Dover-Foxcroft husband and wife hired to tackle Piscataquis County’s emergency planning
The Piscataquis County Emergency Management Agency has hired a husband and wife team to update a plan that helps communities prevent and deal with natural and human-caused disasters.
Alsina and John Brenenstuhl of Dover-Foxcroft, who started their roles in January, have been surveying county residents and talking to towns about hazards and emergency planning to revise the county’s plan, called a hazard mitigation plan.
The plan is crucial because it’s much easier for municipalities to prepare and prevent emergency situations and disasters than to rebuild afterward, said Jaeme Duggan, Piscataquis County Emergency Management Agency director. The process is also about making communities stronger and more resilient, she said. The Brenenstuhls, who have experience as emergency personnel, have been working behind the scenes to keep the process on track and engage citizens and towns.

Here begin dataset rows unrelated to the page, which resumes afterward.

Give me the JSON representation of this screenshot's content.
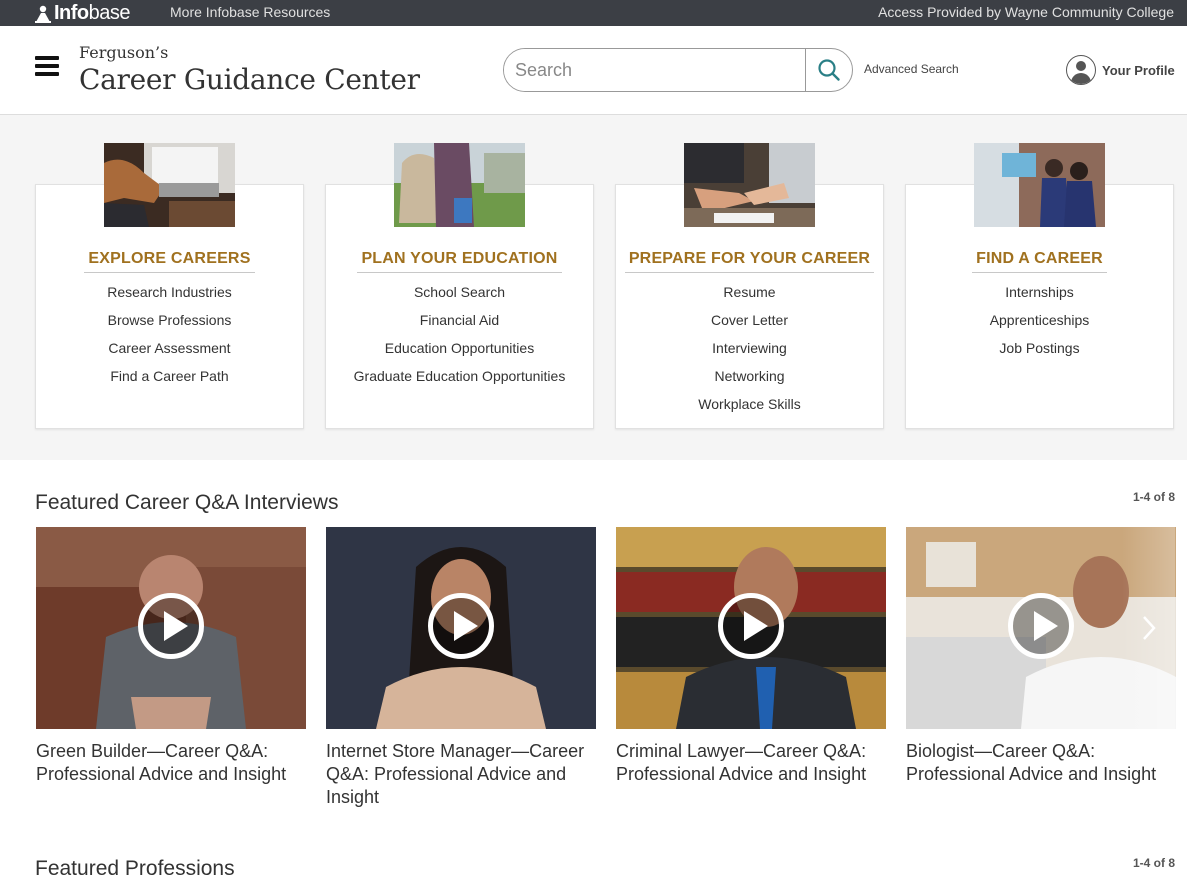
{
  "topbar": {
    "logo_text_a": "Info",
    "logo_text_b": "base",
    "more_resources": "More Infobase Resources",
    "access": "Access Provided by Wayne Community College"
  },
  "header": {
    "brand_small": "Ferguson’s",
    "brand_title": "Career Guidance Center",
    "search_placeholder": "Search",
    "advanced_search": "Advanced Search",
    "profile_label": "Your Profile"
  },
  "categories": [
    {
      "title": "EXPLORE CAREERS",
      "image": "laptop-typing-photo",
      "links": [
        "Research Industries",
        "Browse Professions",
        "Career Assessment",
        "Find a Career Path"
      ]
    },
    {
      "title": "PLAN YOUR EDUCATION",
      "image": "student-backpack-photo",
      "links": [
        "School Search",
        "Financial Aid",
        "Education Opportunities",
        "Graduate Education Opportunities"
      ]
    },
    {
      "title": "PREPARE FOR YOUR CAREER",
      "image": "handshake-photo",
      "links": [
        "Resume",
        "Cover Letter",
        "Interviewing",
        "Networking",
        "Workplace Skills"
      ]
    },
    {
      "title": "FIND A CAREER",
      "image": "lab-workers-photo",
      "links": [
        "Internships",
        "Apprenticeships",
        "Job Postings"
      ]
    }
  ],
  "featured_interviews": {
    "title": "Featured Career Q&A Interviews",
    "count": "1-4 of 8",
    "videos": [
      {
        "title": "Green Builder—Career Q&A: Professional Advice and Insight"
      },
      {
        "title": "Internet Store Manager—Career Q&A: Professional Advice and Insight"
      },
      {
        "title": "Criminal Lawyer—Career Q&A: Professional Advice and Insight"
      },
      {
        "title": "Biologist—Career Q&A: Professional Advice and Insight"
      }
    ]
  },
  "featured_professions": {
    "title": "Featured Professions",
    "count": "1-4 of 8"
  },
  "colors": {
    "topbar": "#3c3f45",
    "category_heading": "#a0711f",
    "search_icon": "#2a7f86"
  }
}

Piscataquis County is required by federal and state emergency management agencies to update its hazard mitigation plan every five years, and its current plan expires in March 2023, Duggan said.
Alsina Brenenstuhl has primarily focused on the hazard mitigation survey, which was available to all Piscataquis County residents online and via the Piscataquis County EMA app, and closed earlier this week. The survey garnered 18 responses, she said Monday.
“I have also talked to a lot of people in the county who don’t have internet access and are not able to take the survey,” she said.
Alsina Brenenstuhl is encouraging residents to attend upcoming meetings. There are more than 16,800 people in Piscataquis County, and it seems that few of them are fully aware of the emergency management agency’s role and why the hazard mitigation plan — or simply creating a plan for their family — is important, she said.
Although Alsina Brenenstuhl is still reviewing survey results, she noted that county residents indicated they are most concerned about severe winter weather and drought and wildfires. It was interesting to hear that wildfires are worrying residents because “the firefighters are saying it’s not a big deal, but the citizens are thinking it’s a bigger deal,” Duggan said.
Alsina Brenenstuhl, who previously worked as an emergency medical technician and a paramedic, has also updated data. She makes sure to include up-to-date census numbers and consumer price indexes for previous storms, which shows what a fire in 1947, for example, would cost today.
She and her husband moved from Pfafftown, North Carolina, to Dover-Foxcroft in 2018. Although they are both from New York, they met in North Carolina, while responding to a car accident.
John Brenenstuhl has more than 23 years of experience in the fire service, including as a firefighter and fire chief. He assisted with the aftermath of tragedies such as 9/11 and Hurricane Katrina, he said.
The experiences prepared him for his work as a planner in Piscataquis County, he said. They illuminated how government and non-government agencies work together in emergency situations — and sometimes, how they run into communication issues that stall progress, he said.
John Brenenstuhl, who now works as a flight instructor at Highlands Aviation at the Dexter Regional Airport, has met with town officials across Piscataquis County to discuss their emergency operations plans, which address hazards and vulnerabilities in a community.
The plan outlines a procedure that would be used during an emergency, such as a tornado, so residents can evacuate or shelter in place, he said. Also included in the plan is a way to relocate government and communications personnel so that key operations can continue to function.
“Most of the towns either don’t have one, or the ones that they do have are old and outdated,” he said. “I’ve also been putting together tabletop exercises to evaluate the emergency operations plan that’s being used.”
A grant from the United States Department of Homeland Security and a BRIC — Building Resilient Infrastructure and Communities — grant from the Federal Emergency Management Agency fund the planners’ positions, Duggan said.
They will be looking and applying for grants to help the emergency management agency and municipalities in Piscataquis County. For towns and unorganized territories, grant opportunities, low-interest loans and other forms of funding can help them better prepare for emergencies, Duggan said.
Piscataquis County residents will have a chance to weigh in with questions and comments about the hazard mitigation plan this week. Meetings are scheduled for 5-8 p.m. on Wednesday, April 6, through Friday, April 8, at the Peaks House in Dover-Foxcroft. People can also attend virtually.
“These [meetings] aren’t reviewing the plan yet,” Duggan said. “These are the very first meetings for people to find out what it’s all about and what their input can be.”
Once the hazard mitigation plan is written, which Duggan expects will be sometime around the end of summer or early fall, the public will have another chance to participate. That’s when they can review the plan and suggest modifications, she said.
The plan will be sent to the Maine Emergency Management Agency, and eventually, the Federal Emergency Management Agency, she said.